**Task instructions**
For every line in the records below that holds "labels", make a copy.

· · · · ·

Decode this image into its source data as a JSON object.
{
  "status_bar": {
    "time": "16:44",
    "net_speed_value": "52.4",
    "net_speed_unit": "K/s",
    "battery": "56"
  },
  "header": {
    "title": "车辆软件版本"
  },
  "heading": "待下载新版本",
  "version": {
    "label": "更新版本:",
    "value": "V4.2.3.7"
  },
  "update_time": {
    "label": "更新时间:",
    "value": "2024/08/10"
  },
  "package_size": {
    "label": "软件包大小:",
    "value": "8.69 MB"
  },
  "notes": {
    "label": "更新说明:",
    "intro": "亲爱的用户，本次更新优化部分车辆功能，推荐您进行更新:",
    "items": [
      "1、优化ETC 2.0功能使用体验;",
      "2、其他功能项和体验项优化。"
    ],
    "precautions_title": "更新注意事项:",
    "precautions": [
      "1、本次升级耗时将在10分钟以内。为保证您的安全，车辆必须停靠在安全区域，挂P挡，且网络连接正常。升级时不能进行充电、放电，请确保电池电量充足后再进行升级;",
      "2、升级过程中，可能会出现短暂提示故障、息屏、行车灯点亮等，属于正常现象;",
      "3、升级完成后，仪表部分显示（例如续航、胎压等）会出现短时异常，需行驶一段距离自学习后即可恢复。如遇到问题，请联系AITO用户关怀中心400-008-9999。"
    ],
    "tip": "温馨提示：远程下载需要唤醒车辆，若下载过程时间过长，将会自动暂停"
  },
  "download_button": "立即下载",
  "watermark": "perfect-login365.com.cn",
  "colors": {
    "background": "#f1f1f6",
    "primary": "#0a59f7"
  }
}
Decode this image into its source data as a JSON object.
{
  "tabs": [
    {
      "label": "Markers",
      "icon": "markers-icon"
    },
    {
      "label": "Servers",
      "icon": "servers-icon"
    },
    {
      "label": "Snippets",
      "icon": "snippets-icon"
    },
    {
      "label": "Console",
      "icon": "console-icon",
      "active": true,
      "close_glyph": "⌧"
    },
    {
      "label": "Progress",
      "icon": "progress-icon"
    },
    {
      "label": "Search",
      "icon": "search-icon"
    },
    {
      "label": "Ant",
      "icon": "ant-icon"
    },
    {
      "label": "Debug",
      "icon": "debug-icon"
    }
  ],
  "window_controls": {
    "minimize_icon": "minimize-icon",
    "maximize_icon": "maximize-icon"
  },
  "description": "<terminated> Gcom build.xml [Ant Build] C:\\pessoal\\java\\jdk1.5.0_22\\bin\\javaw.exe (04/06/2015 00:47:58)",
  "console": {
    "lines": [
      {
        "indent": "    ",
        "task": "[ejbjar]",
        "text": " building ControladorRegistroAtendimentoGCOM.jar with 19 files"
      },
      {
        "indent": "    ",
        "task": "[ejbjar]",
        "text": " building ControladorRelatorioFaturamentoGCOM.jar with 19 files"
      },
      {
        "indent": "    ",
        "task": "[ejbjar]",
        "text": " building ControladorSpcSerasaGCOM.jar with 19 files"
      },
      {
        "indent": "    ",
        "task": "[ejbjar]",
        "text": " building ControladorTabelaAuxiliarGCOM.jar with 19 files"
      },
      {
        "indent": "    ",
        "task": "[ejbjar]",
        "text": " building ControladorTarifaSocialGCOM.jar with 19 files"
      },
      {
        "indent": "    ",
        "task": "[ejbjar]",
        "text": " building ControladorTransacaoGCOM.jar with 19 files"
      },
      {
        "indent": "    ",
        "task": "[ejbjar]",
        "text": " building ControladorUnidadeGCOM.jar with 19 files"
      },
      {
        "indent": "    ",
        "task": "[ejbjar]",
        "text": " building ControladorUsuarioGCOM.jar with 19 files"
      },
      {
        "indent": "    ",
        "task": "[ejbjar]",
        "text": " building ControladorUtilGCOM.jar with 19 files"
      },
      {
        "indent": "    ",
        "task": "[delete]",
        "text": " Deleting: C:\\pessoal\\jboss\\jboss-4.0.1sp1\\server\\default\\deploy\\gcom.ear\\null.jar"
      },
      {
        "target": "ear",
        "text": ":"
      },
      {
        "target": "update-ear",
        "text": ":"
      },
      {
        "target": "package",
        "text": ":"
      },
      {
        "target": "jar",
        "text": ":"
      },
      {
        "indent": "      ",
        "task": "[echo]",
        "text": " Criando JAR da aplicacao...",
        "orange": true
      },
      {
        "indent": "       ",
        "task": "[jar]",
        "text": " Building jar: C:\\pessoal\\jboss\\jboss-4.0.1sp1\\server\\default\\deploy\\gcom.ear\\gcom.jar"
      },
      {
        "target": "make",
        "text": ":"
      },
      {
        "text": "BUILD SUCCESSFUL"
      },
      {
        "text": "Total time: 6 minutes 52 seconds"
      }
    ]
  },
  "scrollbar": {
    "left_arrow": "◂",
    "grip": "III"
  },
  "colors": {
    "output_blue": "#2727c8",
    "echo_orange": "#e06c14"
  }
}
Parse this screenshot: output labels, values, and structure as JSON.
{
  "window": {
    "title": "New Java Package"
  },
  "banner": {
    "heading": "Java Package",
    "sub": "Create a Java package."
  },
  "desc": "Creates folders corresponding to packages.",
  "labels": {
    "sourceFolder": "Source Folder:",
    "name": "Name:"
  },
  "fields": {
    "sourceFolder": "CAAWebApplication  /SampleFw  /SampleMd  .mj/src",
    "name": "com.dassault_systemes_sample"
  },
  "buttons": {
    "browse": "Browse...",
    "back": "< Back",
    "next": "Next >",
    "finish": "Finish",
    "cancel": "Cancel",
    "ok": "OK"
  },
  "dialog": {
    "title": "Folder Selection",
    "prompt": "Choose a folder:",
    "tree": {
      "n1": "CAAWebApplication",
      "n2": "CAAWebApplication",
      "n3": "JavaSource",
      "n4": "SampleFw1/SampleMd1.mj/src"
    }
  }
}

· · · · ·

**Task solution**
Parse this screenshot: output labels, values, and structure as JSON.
  "labels": {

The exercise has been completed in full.